### Task statement
Filter the records for "below" and keep each line that has it.

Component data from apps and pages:
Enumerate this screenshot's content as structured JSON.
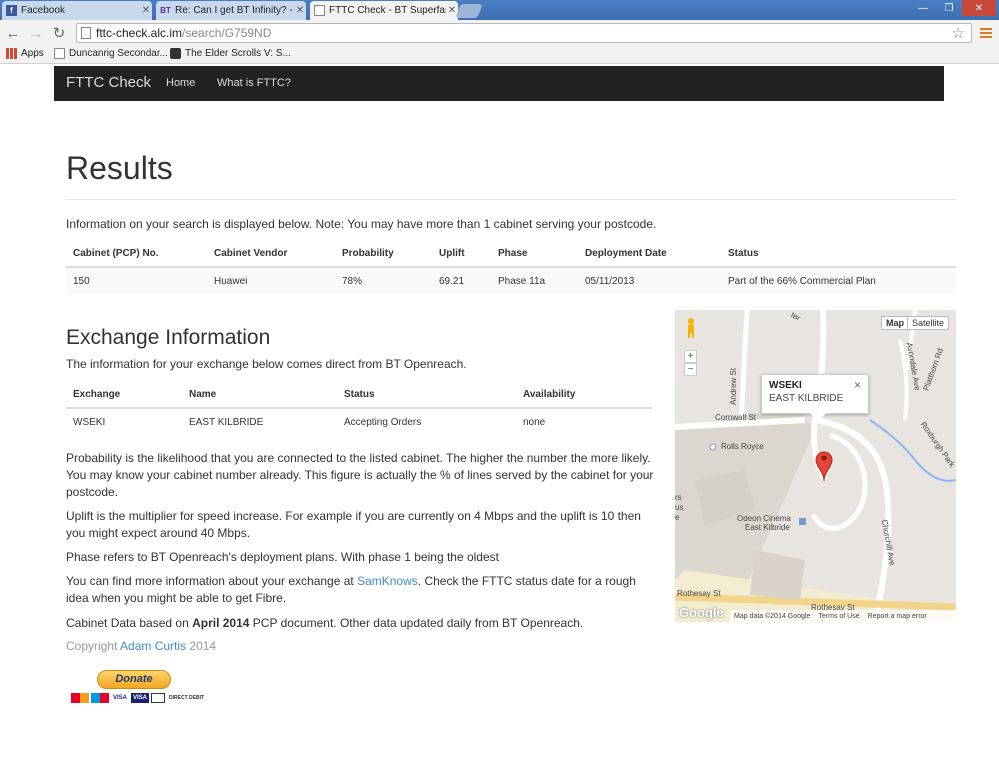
{
  "browser": {
    "tabs": [
      {
        "title": "Facebook",
        "favicon": "facebook-icon",
        "active": false
      },
      {
        "title": "Re: Can I get BT Infinity? -",
        "favicon": "bt-icon",
        "active": false
      },
      {
        "title": "FTTC Check - BT Superfas",
        "favicon": "page-icon",
        "active": true
      }
    ],
    "url_host": "fttc-check.alc.im",
    "url_path": "/search/G759ND",
    "bookmarks": [
      {
        "label": "Apps",
        "icon": "apps-icon"
      },
      {
        "label": "Duncanrig Secondar...",
        "icon": "page-icon"
      },
      {
        "label": "The Elder Scrolls V: S...",
        "icon": "game-icon"
      }
    ]
  },
  "navbar": {
    "brand": "FTTC Check",
    "links": [
      "Home",
      "What is FTTC?"
    ]
  },
  "results": {
    "title": "Results",
    "intro": "Information on your search is displayed below. Note: You may have more than 1 cabinet serving your postcode.",
    "headers": [
      "Cabinet (PCP) No.",
      "Cabinet Vendor",
      "Probability",
      "Uplift",
      "Phase",
      "Deployment Date",
      "Status"
    ],
    "rows": [
      [
        "150",
        "Huawei",
        "78%",
        "69.21",
        "Phase 11a",
        "05/11/2013",
        "Part of the 66% Commercial Plan"
      ]
    ]
  },
  "exchange": {
    "title": "Exchange Information",
    "subtitle": "The information for your exchange below comes direct from BT Openreach.",
    "headers": [
      "Exchange",
      "Name",
      "Status",
      "Availability"
    ],
    "rows": [
      [
        "WSEKI",
        "EAST KILBRIDE",
        "Accepting Orders",
        "none"
      ]
    ]
  },
  "notes": {
    "probability": "Probability is the likelihood that you are connected to the listed cabinet. The higher the number the more likely. You may know your cabinet number already. This figure is actually the % of lines served by the cabinet for your postcode.",
    "uplift": "Uplift is the multiplier for speed increase. For example if you are currently on 4 Mbps and the uplift is 10 then you might expect around 40 Mbps.",
    "phase": "Phase refers to BT Openreach's deployment plans. With phase 1 being the oldest",
    "more_pre": "You can find more information about your exchange at ",
    "more_link": "SamKnows",
    "more_post": ". Check the FTTC status date for a rough idea when you might be able to get Fibre.",
    "data_pre": "Cabinet Data based on ",
    "data_bold": "April 2014",
    "data_post": " PCP document. Other data updated daily from BT Openreach.",
    "copy_pre": "Copyright ",
    "copy_link": "Adam Curtis",
    "copy_post": " 2014"
  },
  "donate": {
    "label": "Donate",
    "cards": [
      "VISA",
      "VISA",
      "DIRECT DEBIT"
    ]
  },
  "map": {
    "buttons": [
      "Map",
      "Satellite"
    ],
    "zoom_in": "+",
    "zoom_out": "−",
    "info_name": "WSEKI",
    "info_sub": "EAST KILBRIDE",
    "info_close": "×",
    "labels": {
      "cornwall": "Cornwall St",
      "andrew": "Andrew St",
      "rolls": "Rolls Royce",
      "odeon1": "Odeon Cinema",
      "odeon2": "East Kilbride",
      "rothesay1": "Rothesay St",
      "rothesay2": "Rothesay St",
      "churchill": "Churchill Ave",
      "avondale": "Avondale Ave",
      "roxburgh": "Roxburgh Park",
      "platthorn": "Platthorn Rd",
      "ter": "ter",
      "rs": "rs",
      "us": "us",
      "e": "e"
    },
    "footer": [
      "Map data ©2014 Google",
      "Terms of Use",
      "Report a map error"
    ],
    "google": "Google"
  }
}
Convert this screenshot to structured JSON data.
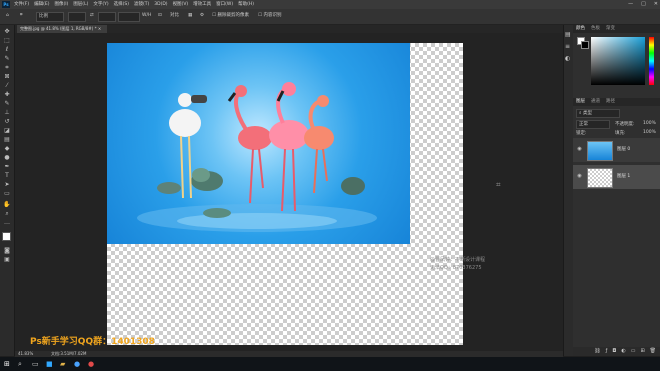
{
  "app": {
    "logo": "Ps"
  },
  "menu": [
    "文件(F)",
    "编辑(E)",
    "图像(I)",
    "图层(L)",
    "文字(Y)",
    "选择(S)",
    "滤镜(T)",
    "3D(D)",
    "视图(V)",
    "增效工具",
    "窗口(W)",
    "帮助(H)"
  ],
  "window_controls": [
    "—",
    "□",
    "✕"
  ],
  "options": {
    "tool_select": "比例",
    "rotate": "0.00",
    "reset_label": "拖移",
    "extra": "W/H",
    "alignment": "对比",
    "checkbox_label": "删除裁剪的像素",
    "content_aware": "内容识别"
  },
  "document_tab": {
    "title": "完整图.jpg @ 41.8% (图层 1, RGB/8#) *",
    "close": "×"
  },
  "status": {
    "zoom": "41.83%",
    "info": "文档:3.51M/7.02M"
  },
  "watermark": {
    "qq_text": "Ps新手学习QQ群：1401308",
    "line1": "@曹凤钟：不断设计课程",
    "line2": "无法QQ：870376275"
  },
  "panels": {
    "top_tabs": [
      "颜色",
      "色板",
      "渐变"
    ],
    "layers_tabs": [
      "图层",
      "通道",
      "路径"
    ],
    "blend_mode": "正常",
    "opacity_label": "不透明度:",
    "opacity": "100%",
    "lock_label": "锁定:",
    "fill_label": "填充:",
    "fill": "100%",
    "kind_label": "类型"
  },
  "layers": [
    {
      "name": "图层 0",
      "visible": true
    },
    {
      "name": "图层 1",
      "visible": true
    }
  ],
  "colors": {
    "accent": "#31a8ff",
    "background": "#1f1f1f",
    "panel": "#2f2f2f",
    "qq_text": "#f0a51e",
    "sky": "#2a9fe9"
  },
  "icons": {
    "move": "move-icon",
    "marquee": "marquee-icon",
    "lasso": "lasso-icon",
    "crop": "crop-icon",
    "brush": "brush-icon",
    "eraser": "eraser-icon",
    "type": "type-icon",
    "hand": "hand-icon",
    "zoom": "zoom-icon"
  }
}
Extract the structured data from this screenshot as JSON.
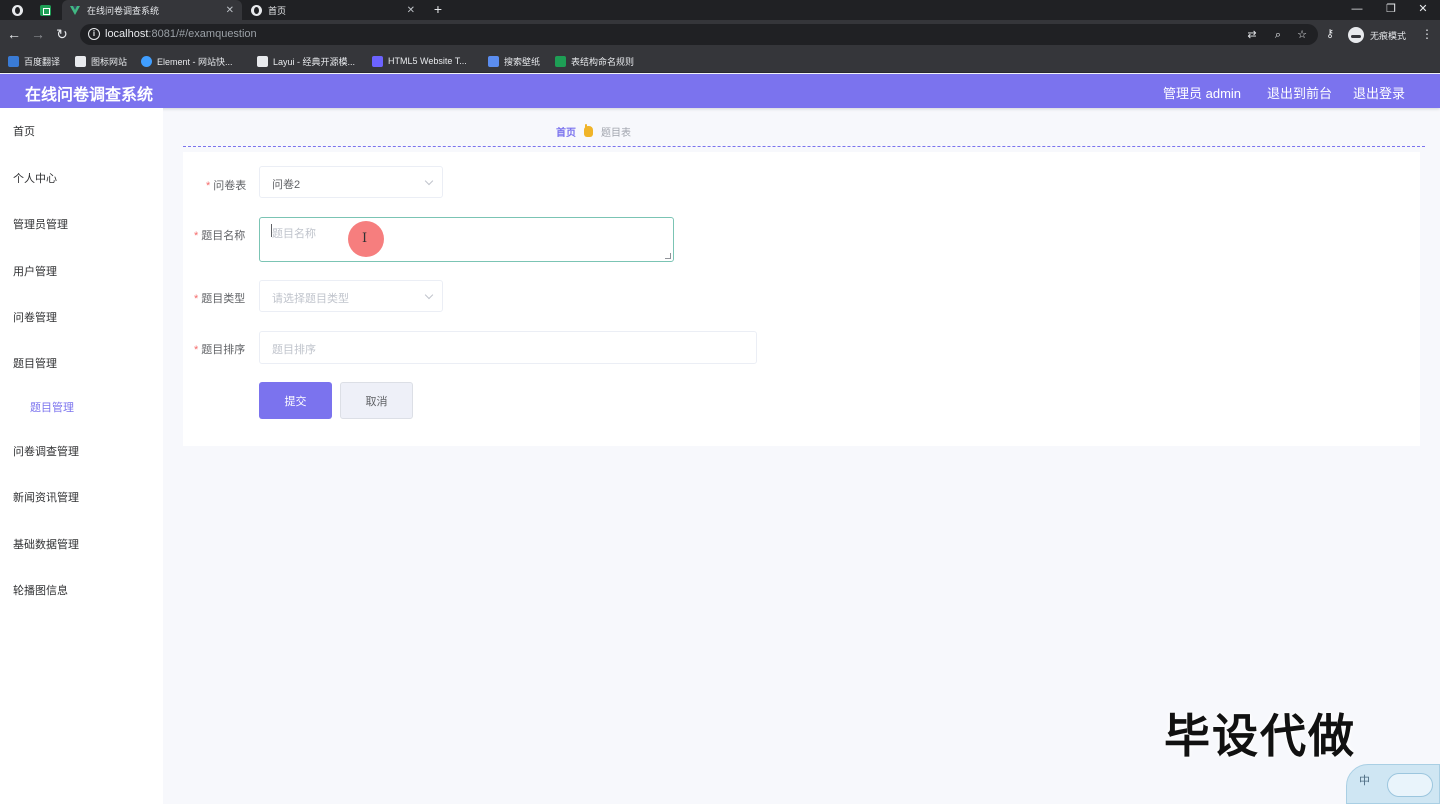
{
  "browser": {
    "tabs": [
      {
        "title": "在线问卷调查系统",
        "active": true
      },
      {
        "title": "首页",
        "active": false
      }
    ],
    "url_host": "localhost",
    "url_rest": ":8081/#/examquestion",
    "incognito_label": "无痕模式",
    "bookmarks": [
      {
        "label": "百度翻译",
        "icon": "translate-icon",
        "color": "#3a7bd5"
      },
      {
        "label": "图标网站",
        "icon": "flag-icon",
        "color": "#e8eaed"
      },
      {
        "label": "Element - 网站快...",
        "icon": "element-icon",
        "color": "#409eff"
      },
      {
        "label": "Layui - 经典开源模...",
        "icon": "layui-icon",
        "color": "#e8eaed"
      },
      {
        "label": "HTML5 Website T...",
        "icon": "html5-icon",
        "color": "#6c63ff"
      },
      {
        "label": "搜索壁纸",
        "icon": "wallpaper-icon",
        "color": "#5b8def"
      },
      {
        "label": "表结构命名规则",
        "icon": "sheet-icon",
        "color": "#1e9e55"
      }
    ]
  },
  "header": {
    "title": "在线问卷调查系统",
    "admin_label": "管理员 admin",
    "front_label": "退出到前台",
    "logout_label": "退出登录",
    "color": "#7b73ee"
  },
  "sidebar": {
    "items": [
      {
        "label": "首页"
      },
      {
        "label": "个人中心"
      },
      {
        "label": "管理员管理"
      },
      {
        "label": "用户管理"
      },
      {
        "label": "问卷管理"
      },
      {
        "label": "题目管理"
      },
      {
        "label": "题目管理"
      },
      {
        "label": "问卷调查管理"
      },
      {
        "label": "新闻资讯管理"
      },
      {
        "label": "基础数据管理"
      },
      {
        "label": "轮播图信息"
      }
    ]
  },
  "breadcrumb": {
    "home": "首页",
    "current": "题目表"
  },
  "form": {
    "required_mark": "*",
    "survey": {
      "label": "问卷表",
      "value": "问卷2"
    },
    "question_name": {
      "label": "题目名称",
      "placeholder": "题目名称"
    },
    "question_type": {
      "label": "题目类型",
      "placeholder": "请选择题目类型"
    },
    "question_order": {
      "label": "题目排序",
      "placeholder": "题目排序"
    },
    "submit_label": "提交",
    "cancel_label": "取消"
  },
  "overlay": {
    "watermark": "毕设代做",
    "ime_label": "中"
  }
}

### Output
    "intro": "Information on your search is displayed below. Note: You may have more than 1 cabinet serving your postcode.",
    "subtitle": "The information for your exchange below comes direct from BT Openreach.",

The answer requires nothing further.